**Directions for this task**
Count how many lines in the entries below hold "includes". Only the number belongs in the answer.

**Data records for software interfaces**
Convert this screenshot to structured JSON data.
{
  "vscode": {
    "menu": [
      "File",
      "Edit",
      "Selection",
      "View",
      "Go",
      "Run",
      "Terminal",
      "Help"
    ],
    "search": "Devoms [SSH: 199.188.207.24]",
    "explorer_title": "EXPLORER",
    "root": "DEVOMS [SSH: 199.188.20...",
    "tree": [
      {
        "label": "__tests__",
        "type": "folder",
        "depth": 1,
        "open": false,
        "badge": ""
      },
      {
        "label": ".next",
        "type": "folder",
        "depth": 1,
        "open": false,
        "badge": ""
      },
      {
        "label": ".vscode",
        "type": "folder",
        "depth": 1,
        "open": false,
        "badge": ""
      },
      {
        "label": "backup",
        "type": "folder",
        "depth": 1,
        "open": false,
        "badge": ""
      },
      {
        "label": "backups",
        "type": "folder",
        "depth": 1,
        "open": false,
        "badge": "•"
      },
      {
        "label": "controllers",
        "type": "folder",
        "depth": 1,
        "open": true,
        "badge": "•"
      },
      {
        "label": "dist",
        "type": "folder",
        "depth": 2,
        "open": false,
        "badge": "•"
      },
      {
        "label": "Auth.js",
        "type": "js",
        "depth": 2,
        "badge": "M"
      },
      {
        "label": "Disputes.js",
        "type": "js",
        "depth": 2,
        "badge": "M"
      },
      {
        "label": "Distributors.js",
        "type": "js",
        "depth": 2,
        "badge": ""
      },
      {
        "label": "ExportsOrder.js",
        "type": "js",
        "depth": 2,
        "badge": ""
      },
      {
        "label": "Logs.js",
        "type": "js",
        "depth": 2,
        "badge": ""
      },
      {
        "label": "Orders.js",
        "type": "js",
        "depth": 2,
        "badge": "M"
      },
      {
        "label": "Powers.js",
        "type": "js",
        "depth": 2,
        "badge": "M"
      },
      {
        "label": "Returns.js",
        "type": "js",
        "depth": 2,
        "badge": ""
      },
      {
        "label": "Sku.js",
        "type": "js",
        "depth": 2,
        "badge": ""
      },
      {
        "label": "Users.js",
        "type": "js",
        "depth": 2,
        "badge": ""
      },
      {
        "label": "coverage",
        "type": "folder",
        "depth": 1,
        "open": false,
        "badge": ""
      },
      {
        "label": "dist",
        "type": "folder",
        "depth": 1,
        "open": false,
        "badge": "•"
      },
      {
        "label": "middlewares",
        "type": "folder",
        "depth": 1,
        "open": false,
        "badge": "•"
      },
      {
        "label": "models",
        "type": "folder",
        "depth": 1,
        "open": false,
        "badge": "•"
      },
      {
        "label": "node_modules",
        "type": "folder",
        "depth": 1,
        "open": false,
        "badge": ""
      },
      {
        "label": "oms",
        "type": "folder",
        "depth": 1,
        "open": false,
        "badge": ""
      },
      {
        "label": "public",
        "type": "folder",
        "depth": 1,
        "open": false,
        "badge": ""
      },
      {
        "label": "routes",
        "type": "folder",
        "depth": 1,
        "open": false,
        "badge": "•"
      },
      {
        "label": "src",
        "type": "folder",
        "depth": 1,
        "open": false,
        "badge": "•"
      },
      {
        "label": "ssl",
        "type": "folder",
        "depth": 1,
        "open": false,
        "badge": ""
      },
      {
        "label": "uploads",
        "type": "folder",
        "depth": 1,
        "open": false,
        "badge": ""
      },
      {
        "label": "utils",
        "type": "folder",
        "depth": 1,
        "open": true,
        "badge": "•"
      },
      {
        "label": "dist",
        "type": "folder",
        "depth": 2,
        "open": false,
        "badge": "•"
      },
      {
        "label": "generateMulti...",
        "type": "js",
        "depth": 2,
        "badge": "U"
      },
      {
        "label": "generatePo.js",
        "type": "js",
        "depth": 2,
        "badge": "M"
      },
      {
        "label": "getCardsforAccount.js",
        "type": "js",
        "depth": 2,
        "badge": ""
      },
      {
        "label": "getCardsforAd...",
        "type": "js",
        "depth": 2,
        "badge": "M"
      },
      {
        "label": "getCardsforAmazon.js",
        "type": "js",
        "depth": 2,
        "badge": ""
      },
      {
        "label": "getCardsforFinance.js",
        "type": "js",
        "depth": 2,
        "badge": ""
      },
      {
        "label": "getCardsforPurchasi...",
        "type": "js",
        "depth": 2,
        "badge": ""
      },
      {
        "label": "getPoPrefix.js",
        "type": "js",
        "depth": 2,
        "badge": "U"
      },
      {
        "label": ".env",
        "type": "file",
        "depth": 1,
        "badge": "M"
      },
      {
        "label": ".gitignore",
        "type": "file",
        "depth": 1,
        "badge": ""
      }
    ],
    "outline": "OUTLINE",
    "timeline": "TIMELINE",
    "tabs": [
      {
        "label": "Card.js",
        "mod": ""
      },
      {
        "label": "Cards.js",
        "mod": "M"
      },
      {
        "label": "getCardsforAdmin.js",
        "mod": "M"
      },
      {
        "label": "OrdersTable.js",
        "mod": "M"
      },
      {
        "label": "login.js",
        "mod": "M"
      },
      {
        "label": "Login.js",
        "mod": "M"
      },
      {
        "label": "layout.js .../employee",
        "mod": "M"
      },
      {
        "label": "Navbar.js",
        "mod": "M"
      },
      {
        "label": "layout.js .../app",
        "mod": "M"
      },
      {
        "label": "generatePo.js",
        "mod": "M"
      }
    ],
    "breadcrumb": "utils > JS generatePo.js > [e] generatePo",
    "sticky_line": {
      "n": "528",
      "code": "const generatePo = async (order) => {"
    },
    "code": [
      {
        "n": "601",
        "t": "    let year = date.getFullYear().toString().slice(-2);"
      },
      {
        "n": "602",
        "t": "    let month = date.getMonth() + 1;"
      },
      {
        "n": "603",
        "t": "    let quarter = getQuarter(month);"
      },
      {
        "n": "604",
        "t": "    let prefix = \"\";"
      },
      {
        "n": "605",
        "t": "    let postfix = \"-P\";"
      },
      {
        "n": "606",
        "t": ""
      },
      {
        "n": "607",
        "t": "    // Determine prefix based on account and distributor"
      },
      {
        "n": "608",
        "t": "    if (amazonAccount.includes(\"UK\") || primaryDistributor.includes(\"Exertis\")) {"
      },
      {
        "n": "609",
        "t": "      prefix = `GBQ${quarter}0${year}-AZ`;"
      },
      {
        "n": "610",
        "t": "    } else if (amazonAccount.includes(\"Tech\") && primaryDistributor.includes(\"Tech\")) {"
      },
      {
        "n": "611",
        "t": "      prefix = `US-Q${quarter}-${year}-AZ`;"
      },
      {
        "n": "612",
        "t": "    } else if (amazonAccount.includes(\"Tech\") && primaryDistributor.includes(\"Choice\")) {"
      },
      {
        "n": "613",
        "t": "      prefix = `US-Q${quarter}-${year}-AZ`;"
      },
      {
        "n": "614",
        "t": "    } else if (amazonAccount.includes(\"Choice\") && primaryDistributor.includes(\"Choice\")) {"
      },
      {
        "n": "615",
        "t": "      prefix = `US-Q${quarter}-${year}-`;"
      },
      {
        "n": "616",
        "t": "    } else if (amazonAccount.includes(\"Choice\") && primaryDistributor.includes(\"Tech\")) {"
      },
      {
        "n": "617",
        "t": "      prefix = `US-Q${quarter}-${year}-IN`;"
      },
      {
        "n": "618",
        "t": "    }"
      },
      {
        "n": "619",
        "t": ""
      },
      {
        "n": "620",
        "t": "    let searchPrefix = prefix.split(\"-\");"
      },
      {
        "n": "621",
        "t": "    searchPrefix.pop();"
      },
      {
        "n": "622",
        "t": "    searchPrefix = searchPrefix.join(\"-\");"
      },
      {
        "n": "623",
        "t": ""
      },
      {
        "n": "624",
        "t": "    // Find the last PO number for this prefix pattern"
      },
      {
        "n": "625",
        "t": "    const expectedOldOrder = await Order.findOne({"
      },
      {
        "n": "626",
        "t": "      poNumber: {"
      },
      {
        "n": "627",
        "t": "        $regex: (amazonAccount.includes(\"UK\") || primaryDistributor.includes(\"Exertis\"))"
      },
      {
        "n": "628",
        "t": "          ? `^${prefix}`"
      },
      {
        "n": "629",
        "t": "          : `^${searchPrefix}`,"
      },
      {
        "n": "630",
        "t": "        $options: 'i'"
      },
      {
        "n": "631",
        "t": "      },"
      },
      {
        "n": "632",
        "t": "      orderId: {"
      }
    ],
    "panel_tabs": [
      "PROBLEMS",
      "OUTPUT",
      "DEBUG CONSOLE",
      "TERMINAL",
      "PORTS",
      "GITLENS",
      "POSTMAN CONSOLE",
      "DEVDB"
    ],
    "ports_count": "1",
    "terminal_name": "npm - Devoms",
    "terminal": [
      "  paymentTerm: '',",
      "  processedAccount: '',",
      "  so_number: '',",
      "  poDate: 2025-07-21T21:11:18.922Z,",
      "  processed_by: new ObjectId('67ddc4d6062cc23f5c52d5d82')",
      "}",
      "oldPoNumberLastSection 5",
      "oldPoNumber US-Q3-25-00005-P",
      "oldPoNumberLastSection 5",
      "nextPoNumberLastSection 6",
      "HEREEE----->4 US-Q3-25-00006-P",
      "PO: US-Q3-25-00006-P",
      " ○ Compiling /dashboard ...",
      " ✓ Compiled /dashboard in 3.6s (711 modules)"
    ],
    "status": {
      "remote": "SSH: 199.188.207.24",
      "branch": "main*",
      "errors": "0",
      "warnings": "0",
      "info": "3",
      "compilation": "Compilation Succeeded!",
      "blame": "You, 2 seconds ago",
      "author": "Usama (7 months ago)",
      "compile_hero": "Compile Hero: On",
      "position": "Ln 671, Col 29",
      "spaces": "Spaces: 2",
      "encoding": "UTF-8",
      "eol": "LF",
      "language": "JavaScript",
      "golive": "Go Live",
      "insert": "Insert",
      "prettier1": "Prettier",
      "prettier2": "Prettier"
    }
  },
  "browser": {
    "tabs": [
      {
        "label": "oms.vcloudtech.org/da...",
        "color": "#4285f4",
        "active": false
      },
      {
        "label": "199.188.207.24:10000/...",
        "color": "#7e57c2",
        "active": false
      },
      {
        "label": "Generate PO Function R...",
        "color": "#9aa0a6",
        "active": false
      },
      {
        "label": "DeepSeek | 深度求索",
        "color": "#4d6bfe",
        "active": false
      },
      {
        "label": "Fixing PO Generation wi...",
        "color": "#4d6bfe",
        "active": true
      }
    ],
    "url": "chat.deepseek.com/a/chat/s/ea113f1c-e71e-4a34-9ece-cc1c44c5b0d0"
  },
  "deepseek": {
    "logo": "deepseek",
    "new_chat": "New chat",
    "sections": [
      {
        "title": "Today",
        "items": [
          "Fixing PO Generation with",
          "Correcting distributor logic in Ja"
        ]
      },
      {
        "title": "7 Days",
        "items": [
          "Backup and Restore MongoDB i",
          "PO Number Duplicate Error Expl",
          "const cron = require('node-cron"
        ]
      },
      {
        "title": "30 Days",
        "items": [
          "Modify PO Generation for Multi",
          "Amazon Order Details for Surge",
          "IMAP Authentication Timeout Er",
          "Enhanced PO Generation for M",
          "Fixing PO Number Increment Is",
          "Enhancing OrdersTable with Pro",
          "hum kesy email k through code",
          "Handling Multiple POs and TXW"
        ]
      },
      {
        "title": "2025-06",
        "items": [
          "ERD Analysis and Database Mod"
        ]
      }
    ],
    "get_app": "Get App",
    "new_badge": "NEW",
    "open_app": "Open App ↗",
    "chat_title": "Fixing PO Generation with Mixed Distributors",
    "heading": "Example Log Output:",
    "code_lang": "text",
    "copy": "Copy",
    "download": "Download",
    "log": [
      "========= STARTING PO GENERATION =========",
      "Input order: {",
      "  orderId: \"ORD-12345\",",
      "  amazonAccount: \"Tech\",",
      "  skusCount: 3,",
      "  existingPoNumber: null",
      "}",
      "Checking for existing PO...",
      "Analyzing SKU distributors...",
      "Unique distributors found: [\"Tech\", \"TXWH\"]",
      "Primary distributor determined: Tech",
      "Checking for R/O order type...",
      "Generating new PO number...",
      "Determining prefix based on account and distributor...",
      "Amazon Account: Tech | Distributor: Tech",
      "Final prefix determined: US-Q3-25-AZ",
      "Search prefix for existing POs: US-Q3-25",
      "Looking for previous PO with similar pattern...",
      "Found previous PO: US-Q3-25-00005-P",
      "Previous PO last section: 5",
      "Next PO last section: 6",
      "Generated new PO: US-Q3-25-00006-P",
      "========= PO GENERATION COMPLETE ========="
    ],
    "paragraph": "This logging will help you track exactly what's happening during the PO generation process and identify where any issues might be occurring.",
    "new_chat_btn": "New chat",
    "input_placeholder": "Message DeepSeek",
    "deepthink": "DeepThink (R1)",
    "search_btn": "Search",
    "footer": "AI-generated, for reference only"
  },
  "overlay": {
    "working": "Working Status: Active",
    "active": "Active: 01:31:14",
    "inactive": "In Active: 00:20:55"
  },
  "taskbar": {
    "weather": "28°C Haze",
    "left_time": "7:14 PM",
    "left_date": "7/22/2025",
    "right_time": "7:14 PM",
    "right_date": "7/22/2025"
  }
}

**Solution to this problem**
6